Garfield glanced around and saw the words etched on the nearest door: Pascagoula Public Library. Welcome. (Air Conditioned)

"Great! Maybe they have comic books!"

Garfield wasn't much of a reader, but they had him at "Air Conditioning." He paid no particular attention to where he was, casually strolling past the newspaper racks, his feet making no noise on the marble floor. Idly, he wandered around the stacks, the sweat slowly drying on his body as he slowly cooled off. He was passing by the Civil War section of the non-fiction racks when his heart skipped a beat. There, over in Fiction was a young girl, about his age, stretched high on bare feet.

He glanced at the titles nearby. Captain Blood, by Rafael Sabatini. In his mind he conjured a picture. He was Sir Francis Drake, and she was Queen Elizabeth. He grabbed the book and idly leafed through it as he watched her out of the corner of his eye. She was fair skinned. Almost pale.

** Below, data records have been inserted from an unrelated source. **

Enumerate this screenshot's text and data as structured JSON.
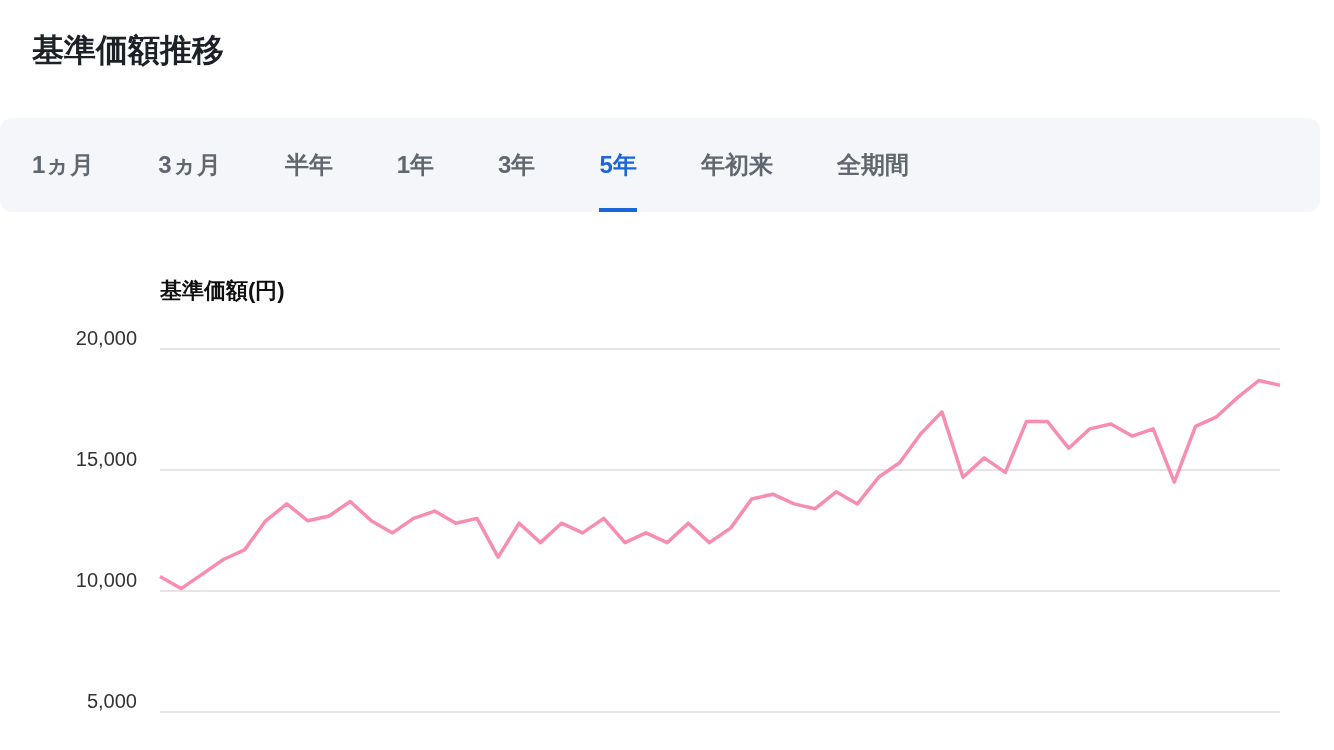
{
  "title": "基準価額推移",
  "tabs": [
    {
      "label": "1ヵ月",
      "selected": false
    },
    {
      "label": "3ヵ月",
      "selected": false
    },
    {
      "label": "半年",
      "selected": false
    },
    {
      "label": "1年",
      "selected": false
    },
    {
      "label": "3年",
      "selected": false
    },
    {
      "label": "5年",
      "selected": true
    },
    {
      "label": "年初来",
      "selected": false
    },
    {
      "label": "全期間",
      "selected": false
    }
  ],
  "chart": {
    "chart_data": {
      "type": "line",
      "ylabel": "基準価額(円)",
      "yticks": [
        {
          "value": 5000,
          "label": "5,000"
        },
        {
          "value": 10000,
          "label": "10,000"
        },
        {
          "value": 15000,
          "label": "15,000"
        },
        {
          "value": 20000,
          "label": "20,000"
        }
      ],
      "ylim": [
        5000,
        20000
      ],
      "series": [
        {
          "color": "#f78db0",
          "values": [
            10600,
            10100,
            10700,
            11300,
            11700,
            12900,
            13600,
            12900,
            13100,
            13700,
            12900,
            12400,
            13000,
            13300,
            12800,
            13000,
            11400,
            12800,
            12000,
            12800,
            12400,
            13000,
            12000,
            12400,
            12000,
            12800,
            12000,
            12600,
            13800,
            14000,
            13600,
            13400,
            14100,
            13600,
            14700,
            15300,
            16500,
            17400,
            14700,
            15500,
            14900,
            17000,
            17000,
            15900,
            16700,
            16900,
            16400,
            16700,
            14500,
            16800,
            17200,
            18000,
            18700,
            18500
          ]
        }
      ]
    }
  }
}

"How," he wondered, "Does anyone in Pascagoula stay so pale in this weather? She must never get outside. Her skin, the color of new ivory, contrasted sharply with her raven-black hair. Under the fluorescent lights it was so dark it almost seemed to have purple highlights. He would have suspected it was dyed, but it seemed to silky to have had a bunch of chemicals applied to it.

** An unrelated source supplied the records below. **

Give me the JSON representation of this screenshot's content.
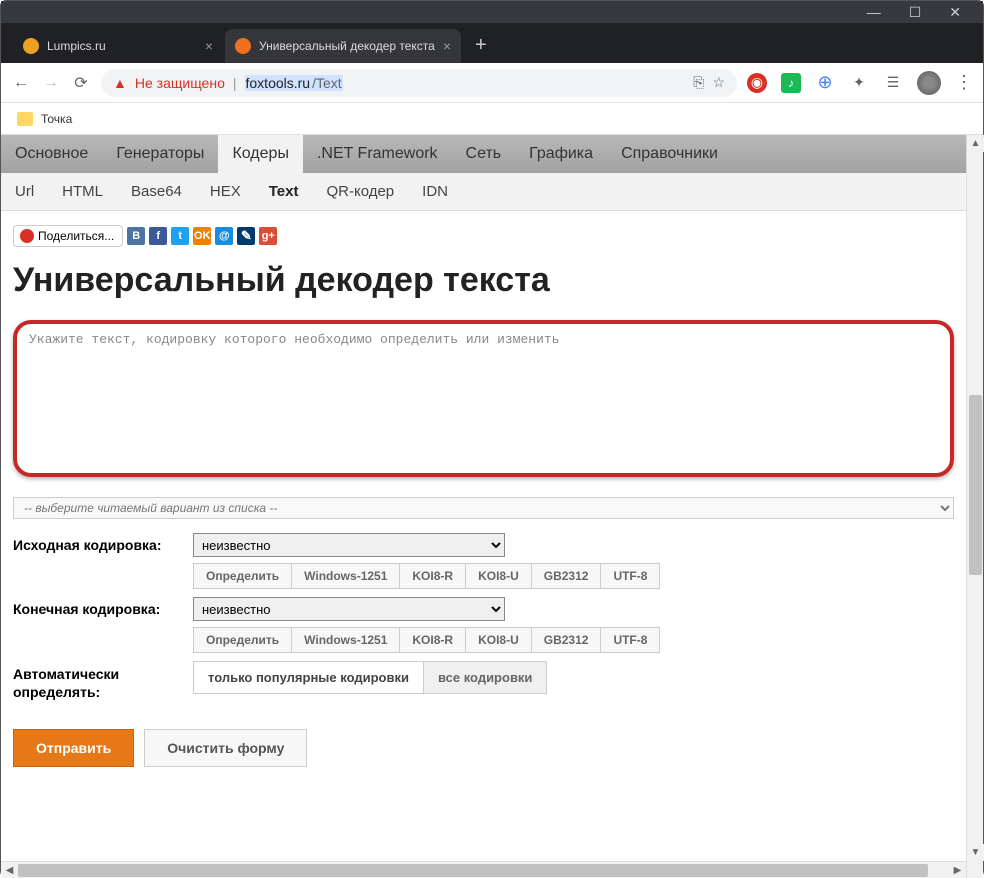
{
  "window": {
    "minimize": "—",
    "maximize": "☐",
    "close": "✕"
  },
  "tabs": [
    {
      "title": "Lumpics.ru",
      "favicon_color": "#f0a020"
    },
    {
      "title": "Универсальный декодер текста",
      "favicon_color": "#f07020"
    }
  ],
  "address": {
    "warn_label": "Не защищено",
    "url_host": "foxtools.ru",
    "url_path": "/Text"
  },
  "bookmarks": {
    "item1": "Точка"
  },
  "mainnav": {
    "items": [
      "Основное",
      "Генераторы",
      "Кодеры",
      ".NET Framework",
      "Сеть",
      "Графика",
      "Справочники"
    ],
    "active_index": 2
  },
  "subnav": {
    "items": [
      "Url",
      "HTML",
      "Base64",
      "HEX",
      "Text",
      "QR-кодер",
      "IDN"
    ],
    "active_index": 4
  },
  "share": {
    "label": "Поделиться..."
  },
  "page": {
    "title": "Универсальный декодер текста"
  },
  "input": {
    "placeholder": "Укажите текст, кодировку которого необходимо определить или изменить"
  },
  "variant": {
    "placeholder": "-- выберите читаемый вариант из списка --"
  },
  "form": {
    "source_label": "Исходная кодировка:",
    "target_label": "Конечная кодировка:",
    "auto_label": "Автоматически определять:",
    "unknown_option": "неизвестно",
    "enc_buttons": [
      "Определить",
      "Windows-1251",
      "KOI8-R",
      "KOI8-U",
      "GB2312",
      "UTF-8"
    ],
    "toggle": {
      "popular": "только популярные кодировки",
      "all": "все кодировки"
    }
  },
  "actions": {
    "submit": "Отправить",
    "clear": "Очистить форму"
  }
}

He read bits and pieces of the book, but mostly he watched the girl as she continued to gather a veritable mountain of books. As she collected more reading material she walked past his table several times, leaving the faint sense of Jasmine behind her. He really did try not to come off as a creepy stalker, but despite his best efforts, they made eye contact just as she reached for Madame Bovarie, by Gustave Flaubert. She glanced down shyly, then looked back up at him, and smiled warmly. He blinked, startled. Most people though his eyes, the color of emeralds, were unusual. But hers were almost . . . purple.

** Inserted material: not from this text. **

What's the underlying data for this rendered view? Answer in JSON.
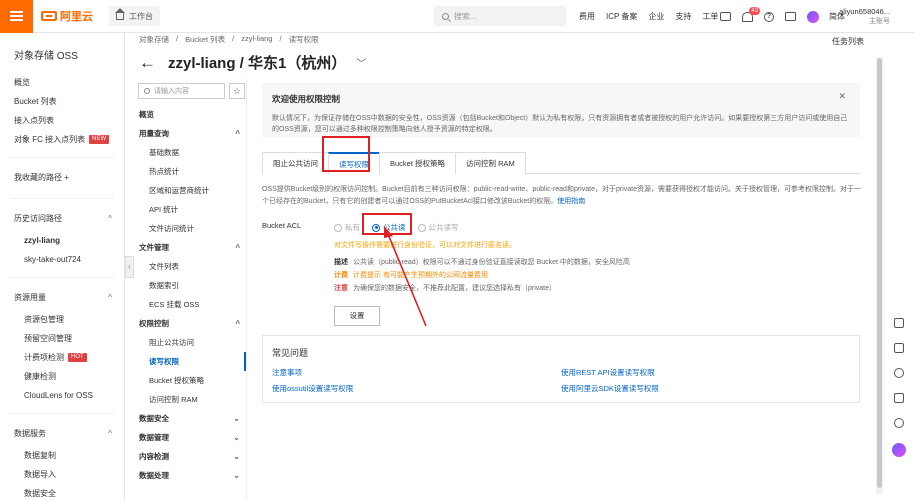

They bumped into one another once coming around one bookshelf. Again, they made eye contact, but she didn't speak. The single security guard was a fit black man in his mid-twenties named Victor. After an hour or two, Vic lowered the shade to the window and a chime sounded. He spoke softly.

"We will be closing in a ten minutes. Please finish your selections and head toward the check out."

Garfield looked up and realized that she was already leaving. She had finished going through the checkout line already and, carrying a stack of books almost to her chin, she stepped through the door and out of his life.

"Oh hell," he thought, "she's already left. I should have said something to her. Or gotten her name, or something. But I've been watching her all afternoon. If I just introduce myself, I'll just come off a creepy stalker. A girl that pretty has got to already have a boyfriend or a husband or something."

He sighed and turned to walk Captain Blood back to its place on the shelves. He was startled to bump chest to chest with Victor. The guard gripped the book. Their noses almost touched as he looked into Garfield's eyes.

"Don't be a fool, boy. Her name is Raven. She's single, and mortally shy. She parks her car two blocks down on the right. In this heat, that forty pound pile of history and romance will have slowed her down. This is your moment. Grow a pair, and move."

Garfield looked toward the door, then glanced back toward Vic, who snatched the book out of his hands and almost snarled, "Well?"

Garfield set his jaw and sprinted.

"Well stories have ending, fantasies fade
And guard by the door starts drawing the shade
So write your own ending and hope it comes true
For the lovers and strangers on Bay Avenue!" – Jimmy Buffet